***** Data to examine

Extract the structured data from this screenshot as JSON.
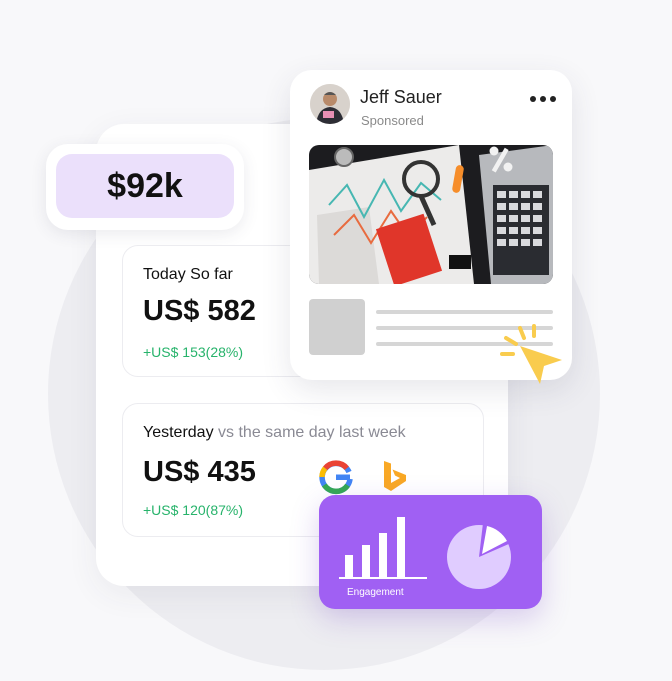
{
  "badge": {
    "amount": "$92k"
  },
  "today": {
    "title": "Today So far",
    "value": "US$ 582",
    "delta": "+US$ 153(28%)"
  },
  "yesterday": {
    "title": "Yesterday",
    "title_muted": "vs the same day last week",
    "value": "US$ 435",
    "delta": "+US$ 120(87%)"
  },
  "ad": {
    "name": "Jeff Sauer",
    "sponsored": "Sponsored"
  },
  "engagement": {
    "label": "Engagement"
  },
  "icons": {
    "more": "more-horizontal-icon",
    "google": "google-icon",
    "bing": "bing-icon",
    "cursor": "cursor-click-icon",
    "bars": "bar-chart-icon",
    "pie": "pie-chart-icon"
  },
  "colors": {
    "badge_bg": "#ebe0fb",
    "delta_green": "#27b36b",
    "engagement_purple": "#a060f3",
    "cursor_yellow": "#f9cc4e",
    "bing_orange": "#f9a825"
  }
}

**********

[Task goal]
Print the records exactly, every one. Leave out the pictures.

[Exercise answer]
Extract the structured data from this screenshot as JSON.
{
  "badge": {
    "amount": "$92k"
  },
  "today": {
    "title": "Today So far",
    "value": "US$ 582",
    "delta": "+US$ 153(28%)"
  },
  "yesterday": {
    "title": "Yesterday",
    "title_muted": "vs the same day last week",
    "value": "US$ 435",
    "delta": "+US$ 120(87%)"
  },
  "ad": {
    "name": "Jeff Sauer",
    "sponsored": "Sponsored"
  },
  "engagement": {
    "label": "Engagement"
  },
  "icons": {
    "more": "more-horizontal-icon",
    "google": "google-icon",
    "bing": "bing-icon",
    "cursor": "cursor-click-icon",
    "bars": "bar-chart-icon",
    "pie": "pie-chart-icon"
  },
  "colors": {
    "badge_bg": "#ebe0fb",
    "delta_green": "#27b36b",
    "engagement_purple": "#a060f3",
    "cursor_yellow": "#f9cc4e",
    "bing_orange": "#f9a825"
  }
}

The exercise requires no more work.